From the entries provided below, copy each line that contains the word "level".

[Data records for software interfaces]
══════════════════════════════

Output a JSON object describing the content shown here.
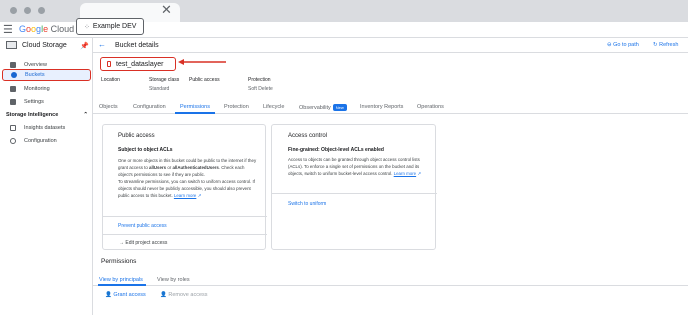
{
  "header": {
    "logo_google": "Google",
    "logo_cloud": "Cloud",
    "project": "Example DEV"
  },
  "nav": {
    "title": "Cloud Storage",
    "items": [
      {
        "label": "Overview"
      },
      {
        "label": "Buckets"
      },
      {
        "label": "Monitoring"
      },
      {
        "label": "Settings"
      }
    ],
    "section": "Storage Intelligence",
    "sub_items": [
      {
        "label": "Insights datasets"
      },
      {
        "label": "Configuration"
      }
    ]
  },
  "page": {
    "title": "Bucket details",
    "goto": "Go to path",
    "refresh": "Refresh",
    "bucket_name": "test_dataslayer"
  },
  "meta": {
    "location_label": "Location",
    "storage_class_label": "Storage class",
    "storage_class_value": "Standard",
    "public_access_label": "Public access",
    "protection_label": "Protection",
    "protection_value": "Soft Delete"
  },
  "tabs": [
    "Objects",
    "Configuration",
    "Permissions",
    "Protection",
    "Lifecycle",
    "Observability",
    "Inventory Reports",
    "Operations"
  ],
  "tab_badge": "New",
  "public_access_card": {
    "title": "Public access",
    "subtitle": "Subject to object ACLs",
    "body_1": "One or more objects in this bucket could be public to the internet if they grant access to ",
    "body_1b": "allUsers",
    "body_1c": " or ",
    "body_1d": "allAuthenticatedUsers",
    "body_1e": ". Check each object's permissions to see if they are public.",
    "body_2": "To streamline permissions, you can switch to uniform access control. If objects should never be publicly accessible, you should also prevent public access to this bucket. ",
    "learn_more": "Learn more",
    "action_1": "Prevent public access",
    "action_2": "Edit project access"
  },
  "access_control_card": {
    "title": "Access control",
    "subtitle": "Fine-grained: Object-level ACLs enabled",
    "body": "Access to objects can be granted through object access control lists (ACLs). To enforce a single set of permissions on the bucket and its objects, switch to uniform bucket-level access control. ",
    "learn_more": "Learn more",
    "action": "Switch to uniform"
  },
  "permissions": {
    "title": "Permissions",
    "tabs": [
      "View by principals",
      "View by roles"
    ],
    "grant": "Grant access",
    "remove": "Remove access"
  }
}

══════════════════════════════

### [Output below]
    "subtitle": "Fine-grained: Object-level ACLs enabled",
    "body": "Access to objects can be granted through object access control lists (ACLs). To enforce a single set of permissions on the bucket and its objects, switch to uniform bucket-level access control. ",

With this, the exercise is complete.